Lastly, a parent or legal guardian must authorize the child medical consent form with their signature, date, and printed name.
When a child travels, it’s often necessary to have both a child medical consent form and a child travel consent form to ensure maximum protection from unforeseen events. It may be sufficient if the child travel consent includes a medical release section. However, if this section is absent, be sure to provide a caregiver with the authority to decide on healthcare treatment for the child when needed.
A child medical consent form is typically state-specific, meaning it will be authorized in most states if it complies with the issuing state’s laws. However, some states may require a parent or legal guardian to provide a power of attorney for a caregiver to have the right to address the child’s medical issues.
Absolutely not. The child medical consent form only grants a designated person temporary rights to make medical decisions on behalf of your child.
The end date of the document’s validity is usually indicated on the form. However, you have the right to revoke or repeal the document at any time. To do so, notify the temporary caregiver and medical personnel about the change in guardian status.
The age of consent for medical treatment in the United States varies by state. Generally, it is 18 years old, which is when a person is considered a legal adult. However, some states have specific laws that allow minors to consent to certain medical treatments, such as reproductive health services, mental health treatment, or substance abuse treatment, without parental consent. It is essential to check the specific regulations in your state regarding the age of consent for medical treatment.
Yes, you can use a single-child medical consent form for multiple children as long as you include each child’s name, date of birth, and relevant medical information. However, creating a separate form for each child may be better to avoid confusion.
It is a good idea to provide copies of the child medical consent form to the temporary caregiver, your child’s school or daycare (if applicable), and any medical providers involved in your child’s care.

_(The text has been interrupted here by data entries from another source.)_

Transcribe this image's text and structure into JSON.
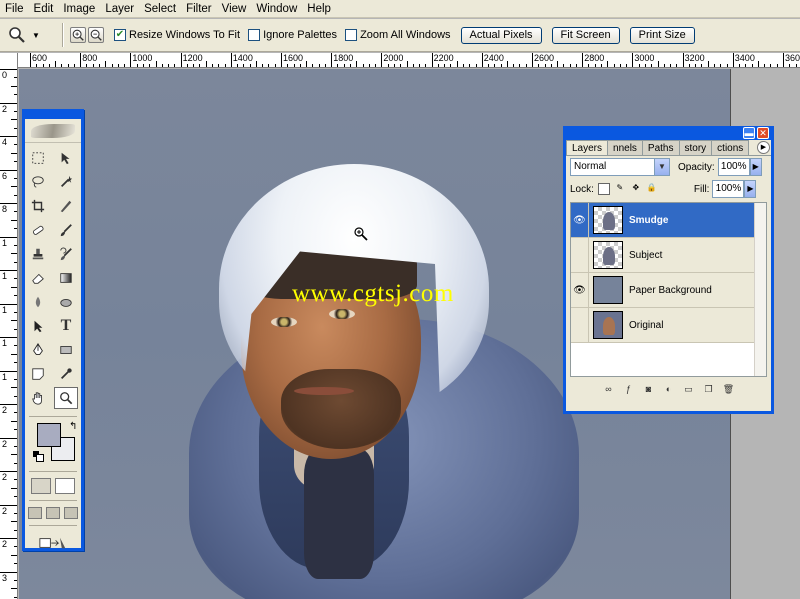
{
  "menu": [
    "File",
    "Edit",
    "Image",
    "Layer",
    "Select",
    "Filter",
    "View",
    "Window",
    "Help"
  ],
  "options": {
    "resize_windows": "Resize Windows To Fit",
    "ignore_palettes": "Ignore Palettes",
    "zoom_all": "Zoom All Windows",
    "actual_pixels": "Actual Pixels",
    "fit_screen": "Fit Screen",
    "print_size": "Print Size",
    "resize_checked": true,
    "ignore_checked": false,
    "zoom_all_checked": false
  },
  "ruler": {
    "top_labels": [
      "600",
      "800",
      "1000",
      "1200",
      "1400",
      "1600",
      "1800",
      "2000",
      "2200",
      "2400",
      "2600",
      "2800",
      "3000",
      "3200",
      "3400",
      "3600"
    ],
    "left_labels": [
      "0",
      "2",
      "4",
      "6",
      "8",
      "1",
      "1",
      "1",
      "1",
      "1",
      "2",
      "2",
      "2",
      "2",
      "2",
      "3"
    ]
  },
  "watermark": "www.cgtsj.com",
  "layers_panel": {
    "tabs": [
      "Layers",
      "nnels",
      "Paths",
      "story",
      "ctions"
    ],
    "blend_mode": "Normal",
    "opacity_label": "Opacity:",
    "opacity_value": "100%",
    "lock_label": "Lock:",
    "fill_label": "Fill:",
    "fill_value": "100%",
    "layers": [
      {
        "name": "Smudge",
        "visible": true,
        "selected": true
      },
      {
        "name": "Subject",
        "visible": false,
        "selected": false
      },
      {
        "name": "Paper Background",
        "visible": true,
        "selected": false
      },
      {
        "name": "Original",
        "visible": false,
        "selected": false
      }
    ]
  },
  "colors": {
    "foreground": "#a8acc0",
    "background": "#ecedf0",
    "xp_blue": "#0a58e0",
    "selection": "#316ac5",
    "canvas": "#76839a"
  }
}
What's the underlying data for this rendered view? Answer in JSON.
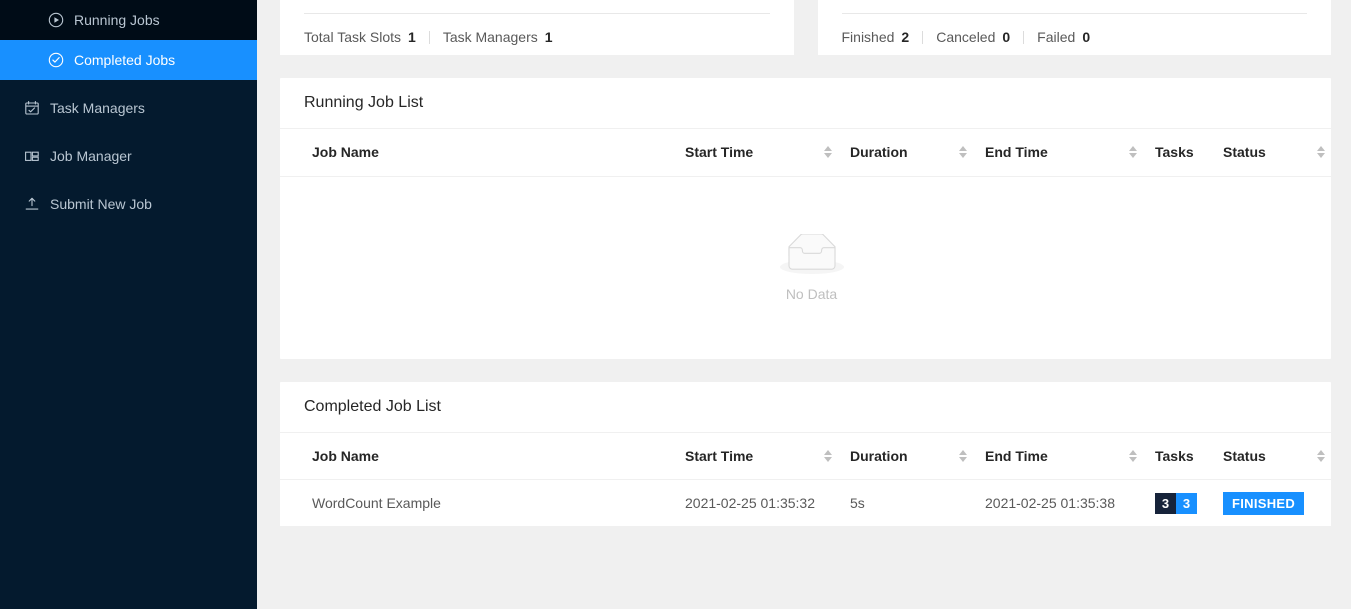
{
  "sidebar": {
    "items": [
      {
        "label": "Running Jobs",
        "icon": "play-circle-icon",
        "level": "sub",
        "active": false
      },
      {
        "label": "Completed Jobs",
        "icon": "check-circle-icon",
        "level": "sub",
        "active": true
      },
      {
        "label": "Task Managers",
        "icon": "schedule-icon",
        "level": "top",
        "active": false
      },
      {
        "label": "Job Manager",
        "icon": "dashboard-icon",
        "level": "top",
        "active": false
      },
      {
        "label": "Submit New Job",
        "icon": "upload-icon",
        "level": "top",
        "active": false
      }
    ]
  },
  "stats": {
    "left": [
      {
        "label": "Total Task Slots",
        "value": "1"
      },
      {
        "label": "Task Managers",
        "value": "1"
      }
    ],
    "right": [
      {
        "label": "Finished",
        "value": "2"
      },
      {
        "label": "Canceled",
        "value": "0"
      },
      {
        "label": "Failed",
        "value": "0"
      }
    ]
  },
  "running_list": {
    "title": "Running Job List",
    "columns": [
      {
        "label": "Job Name",
        "sortable": false
      },
      {
        "label": "Start Time",
        "sortable": true
      },
      {
        "label": "Duration",
        "sortable": true
      },
      {
        "label": "End Time",
        "sortable": true
      },
      {
        "label": "Tasks",
        "sortable": false
      },
      {
        "label": "Status",
        "sortable": true
      }
    ],
    "empty_text": "No Data",
    "rows": []
  },
  "completed_list": {
    "title": "Completed Job List",
    "columns": [
      {
        "label": "Job Name",
        "sortable": false
      },
      {
        "label": "Start Time",
        "sortable": true
      },
      {
        "label": "Duration",
        "sortable": true
      },
      {
        "label": "End Time",
        "sortable": true
      },
      {
        "label": "Tasks",
        "sortable": false
      },
      {
        "label": "Status",
        "sortable": true
      }
    ],
    "rows": [
      {
        "job_name": "WordCount Example",
        "start_time": "2021-02-25 01:35:32",
        "duration": "5s",
        "end_time": "2021-02-25 01:35:38",
        "tasks": [
          {
            "value": "3",
            "style": "dark"
          },
          {
            "value": "3",
            "style": "blue"
          }
        ],
        "status": "FINISHED"
      }
    ]
  },
  "colors": {
    "accent_blue": "#1890ff",
    "sidebar_bg": "#041a2e",
    "sidebar_sub_bg": "#000c17",
    "page_bg": "#f0f0f0",
    "badge_dark": "#16233a"
  }
}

This ensures that all relevant parties have access to the necessary information in the event of a medical emergency.